Dataset excerpts
++++

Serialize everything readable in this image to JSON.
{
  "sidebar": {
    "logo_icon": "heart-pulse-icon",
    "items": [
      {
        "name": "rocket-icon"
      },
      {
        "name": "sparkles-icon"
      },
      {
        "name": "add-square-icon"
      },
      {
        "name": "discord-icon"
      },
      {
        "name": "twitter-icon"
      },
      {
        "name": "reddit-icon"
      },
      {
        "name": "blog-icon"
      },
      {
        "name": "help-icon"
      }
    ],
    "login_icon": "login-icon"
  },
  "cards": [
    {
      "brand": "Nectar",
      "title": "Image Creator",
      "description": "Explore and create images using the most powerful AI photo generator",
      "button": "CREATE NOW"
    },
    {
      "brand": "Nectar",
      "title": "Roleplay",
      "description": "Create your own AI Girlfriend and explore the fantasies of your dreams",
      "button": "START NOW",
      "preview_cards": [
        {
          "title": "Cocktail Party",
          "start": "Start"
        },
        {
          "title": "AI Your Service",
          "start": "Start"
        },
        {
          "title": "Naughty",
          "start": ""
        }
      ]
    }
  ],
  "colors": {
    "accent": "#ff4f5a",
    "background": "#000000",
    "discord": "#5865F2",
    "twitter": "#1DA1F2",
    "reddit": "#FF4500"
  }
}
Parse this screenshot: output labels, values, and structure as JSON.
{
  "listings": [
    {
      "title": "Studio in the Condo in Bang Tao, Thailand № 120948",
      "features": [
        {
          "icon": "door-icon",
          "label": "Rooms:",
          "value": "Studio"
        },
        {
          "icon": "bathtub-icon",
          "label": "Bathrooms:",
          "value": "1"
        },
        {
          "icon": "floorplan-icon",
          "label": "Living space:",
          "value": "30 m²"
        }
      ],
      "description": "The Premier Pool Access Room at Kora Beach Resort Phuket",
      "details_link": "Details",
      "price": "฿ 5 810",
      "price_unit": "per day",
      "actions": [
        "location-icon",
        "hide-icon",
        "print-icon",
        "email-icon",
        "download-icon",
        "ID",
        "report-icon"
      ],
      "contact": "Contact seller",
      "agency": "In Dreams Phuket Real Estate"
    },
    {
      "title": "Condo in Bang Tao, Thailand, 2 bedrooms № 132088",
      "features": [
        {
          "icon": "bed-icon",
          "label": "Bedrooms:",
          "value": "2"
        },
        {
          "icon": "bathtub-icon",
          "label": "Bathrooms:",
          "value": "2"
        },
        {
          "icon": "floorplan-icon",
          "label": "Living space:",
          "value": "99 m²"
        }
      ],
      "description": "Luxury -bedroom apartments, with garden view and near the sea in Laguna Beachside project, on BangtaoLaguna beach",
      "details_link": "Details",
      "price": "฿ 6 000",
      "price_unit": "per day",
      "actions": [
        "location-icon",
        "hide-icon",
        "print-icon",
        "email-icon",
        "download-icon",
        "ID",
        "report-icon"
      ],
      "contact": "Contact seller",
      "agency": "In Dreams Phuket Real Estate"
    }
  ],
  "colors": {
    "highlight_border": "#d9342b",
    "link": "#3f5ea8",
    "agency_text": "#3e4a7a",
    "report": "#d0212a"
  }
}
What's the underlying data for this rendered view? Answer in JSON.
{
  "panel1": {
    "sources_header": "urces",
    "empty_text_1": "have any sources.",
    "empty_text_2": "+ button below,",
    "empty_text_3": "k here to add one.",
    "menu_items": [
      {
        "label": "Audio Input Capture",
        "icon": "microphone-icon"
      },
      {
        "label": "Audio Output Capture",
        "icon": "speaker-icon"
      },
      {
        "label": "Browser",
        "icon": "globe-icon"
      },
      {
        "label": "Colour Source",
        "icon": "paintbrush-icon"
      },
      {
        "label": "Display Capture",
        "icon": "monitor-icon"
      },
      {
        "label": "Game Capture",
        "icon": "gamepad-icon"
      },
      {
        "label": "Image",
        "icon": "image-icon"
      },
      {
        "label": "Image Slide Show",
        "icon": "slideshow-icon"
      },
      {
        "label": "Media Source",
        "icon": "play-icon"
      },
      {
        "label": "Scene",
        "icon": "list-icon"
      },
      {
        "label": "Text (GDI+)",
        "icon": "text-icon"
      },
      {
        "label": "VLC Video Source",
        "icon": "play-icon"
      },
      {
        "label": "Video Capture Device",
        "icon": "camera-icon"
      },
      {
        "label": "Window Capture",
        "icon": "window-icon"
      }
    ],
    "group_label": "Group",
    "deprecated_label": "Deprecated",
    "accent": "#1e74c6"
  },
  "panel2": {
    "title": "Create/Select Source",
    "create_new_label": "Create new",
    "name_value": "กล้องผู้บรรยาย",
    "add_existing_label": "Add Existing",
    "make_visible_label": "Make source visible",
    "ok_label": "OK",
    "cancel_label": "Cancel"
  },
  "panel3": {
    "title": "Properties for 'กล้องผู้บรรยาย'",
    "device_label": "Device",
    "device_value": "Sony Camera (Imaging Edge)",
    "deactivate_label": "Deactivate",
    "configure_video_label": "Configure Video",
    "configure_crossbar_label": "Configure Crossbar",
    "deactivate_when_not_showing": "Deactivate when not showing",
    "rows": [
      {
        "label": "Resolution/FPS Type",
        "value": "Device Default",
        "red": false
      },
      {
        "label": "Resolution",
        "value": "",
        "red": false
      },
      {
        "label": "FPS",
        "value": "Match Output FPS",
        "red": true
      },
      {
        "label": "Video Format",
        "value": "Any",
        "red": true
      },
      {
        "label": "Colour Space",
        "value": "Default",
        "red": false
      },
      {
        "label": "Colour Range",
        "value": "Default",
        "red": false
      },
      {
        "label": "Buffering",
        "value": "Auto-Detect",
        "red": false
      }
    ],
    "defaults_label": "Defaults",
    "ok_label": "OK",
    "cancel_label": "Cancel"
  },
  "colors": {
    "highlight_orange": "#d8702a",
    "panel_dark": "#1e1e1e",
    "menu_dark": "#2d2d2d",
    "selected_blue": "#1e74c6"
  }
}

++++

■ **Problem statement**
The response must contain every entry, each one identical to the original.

■ **Your response**
Serialize everything readable in this image to JSON.
{
  "sidebar": {
    "logo_icon": "heart-pulse-icon",
    "items": [
      {
        "name": "rocket-icon"
      },
      {
        "name": "sparkles-icon"
      },
      {
        "name": "add-square-icon"
      },
      {
        "name": "discord-icon"
      },
      {
        "name": "twitter-icon"
      },
      {
        "name": "reddit-icon"
      },
      {
        "name": "blog-icon"
      },
      {
        "name": "help-icon"
      }
    ],
    "login_icon": "login-icon"
  },
  "cards": [
    {
      "brand": "Nectar",
      "title": "Image Creator",
      "description": "Explore and create images using the most powerful AI photo generator",
      "button": "CREATE NOW"
    },
    {
      "brand": "Nectar",
      "title": "Roleplay",
      "description": "Create your own AI Girlfriend and explore the fantasies of your dreams",
      "button": "START NOW",
      "preview_cards": [
        {
          "title": "Cocktail Party",
          "start": "Start"
        },
        {
          "title": "AI Your Service",
          "start": "Start"
        },
        {
          "title": "Naughty",
          "start": ""
        }
      ]
    }
  ],
  "colors": {
    "accent": "#ff4f5a",
    "background": "#000000",
    "discord": "#5865F2",
    "twitter": "#1DA1F2",
    "reddit": "#FF4500"
  }
}
Parse this screenshot: output labels, values, and structure as JSON.
{
  "listings": [
    {
      "title": "Studio in the Condo in Bang Tao, Thailand № 120948",
      "features": [
        {
          "icon": "door-icon",
          "label": "Rooms:",
          "value": "Studio"
        },
        {
          "icon": "bathtub-icon",
          "label": "Bathrooms:",
          "value": "1"
        },
        {
          "icon": "floorplan-icon",
          "label": "Living space:",
          "value": "30 m²"
        }
      ],
      "description": "The Premier Pool Access Room at Kora Beach Resort Phuket",
      "details_link": "Details",
      "price": "฿ 5 810",
      "price_unit": "per day",
      "actions": [
        "location-icon",
        "hide-icon",
        "print-icon",
        "email-icon",
        "download-icon",
        "ID",
        "report-icon"
      ],
      "contact": "Contact seller",
      "agency": "In Dreams Phuket Real Estate"
    },
    {
      "title": "Condo in Bang Tao, Thailand, 2 bedrooms № 132088",
      "features": [
        {
          "icon": "bed-icon",
          "label": "Bedrooms:",
          "value": "2"
        },
        {
          "icon": "bathtub-icon",
          "label": "Bathrooms:",
          "value": "2"
        },
        {
          "icon": "floorplan-icon",
          "label": "Living space:",
          "value": "99 m²"
        }
      ],
      "description": "Luxury -bedroom apartments, with garden view and near the sea in Laguna Beachside project, on BangtaoLaguna beach",
      "details_link": "Details",
      "price": "฿ 6 000",
      "price_unit": "per day",
      "actions": [
        "location-icon",
        "hide-icon",
        "print-icon",
        "email-icon",
        "download-icon",
        "ID",
        "report-icon"
      ],
      "contact": "Contact seller",
      "agency": "In Dreams Phuket Real Estate"
    }
  ],
  "colors": {
    "highlight_border": "#d9342b",
    "link": "#3f5ea8",
    "agency_text": "#3e4a7a",
    "report": "#d0212a"
  }
}
What's the underlying data for this rendered view? Answer in JSON.
{
  "panel1": {
    "sources_header": "urces",
    "empty_text_1": "have any sources.",
    "empty_text_2": "+ button below,",
    "empty_text_3": "k here to add one.",
    "menu_items": [
      {
        "label": "Audio Input Capture",
        "icon": "microphone-icon"
      },
      {
        "label": "Audio Output Capture",
        "icon": "speaker-icon"
      },
      {
        "label": "Browser",
        "icon": "globe-icon"
      },
      {
        "label": "Colour Source",
        "icon": "paintbrush-icon"
      },
      {
        "label": "Display Capture",
        "icon": "monitor-icon"
      },
      {
        "label": "Game Capture",
        "icon": "gamepad-icon"
      },
      {
        "label": "Image",
        "icon": "image-icon"
      },
      {
        "label": "Image Slide Show",
        "icon": "slideshow-icon"
      },
      {
        "label": "Media Source",
        "icon": "play-icon"
      },
      {
        "label": "Scene",
        "icon": "list-icon"
      },
      {
        "label": "Text (GDI+)",
        "icon": "text-icon"
      },
      {
        "label": "VLC Video Source",
        "icon": "play-icon"
      },
      {
        "label": "Video Capture Device",
        "icon": "camera-icon"
      },
      {
        "label": "Window Capture",
        "icon": "window-icon"
      }
    ],
    "group_label": "Group",
    "deprecated_label": "Deprecated",
    "accent": "#1e74c6"
  },
  "panel2": {
    "title": "Create/Select Source",
    "create_new_label": "Create new",
    "name_value": "กล้องผู้บรรยาย",
    "add_existing_label": "Add Existing",
    "make_visible_label": "Make source visible",
    "ok_label": "OK",
    "cancel_label": "Cancel"
  },
  "panel3": {
    "title": "Properties for 'กล้องผู้บรรยาย'",
    "device_label": "Device",
    "device_value": "Sony Camera (Imaging Edge)",
    "deactivate_label": "Deactivate",
    "configure_video_label": "Configure Video",
    "configure_crossbar_label": "Configure Crossbar",
    "deactivate_when_not_showing": "Deactivate when not showing",
    "rows": [
      {
        "label": "Resolution/FPS Type",
        "value": "Device Default",
        "red": false
      },
      {
        "label": "Resolution",
        "value": "",
        "red": false
      },
      {
        "label": "FPS",
        "value": "Match Output FPS",
        "red": true
      },
      {
        "label": "Video Format",
        "value": "Any",
        "red": true
      },
      {
        "label": "Colour Space",
        "value": "Default",
        "red": false
      },
      {
        "label": "Colour Range",
        "value": "Default",
        "red": false
      },
      {
        "label": "Buffering",
        "value": "Auto-Detect",
        "red": false
      }
    ],
    "defaults_label": "Defaults",
    "ok_label": "OK",
    "cancel_label": "Cancel"
  },
  "colors": {
    "highlight_orange": "#d8702a",
    "panel_dark": "#1e1e1e",
    "menu_dark": "#2d2d2d",
    "selected_blue": "#1e74c6"
  }
}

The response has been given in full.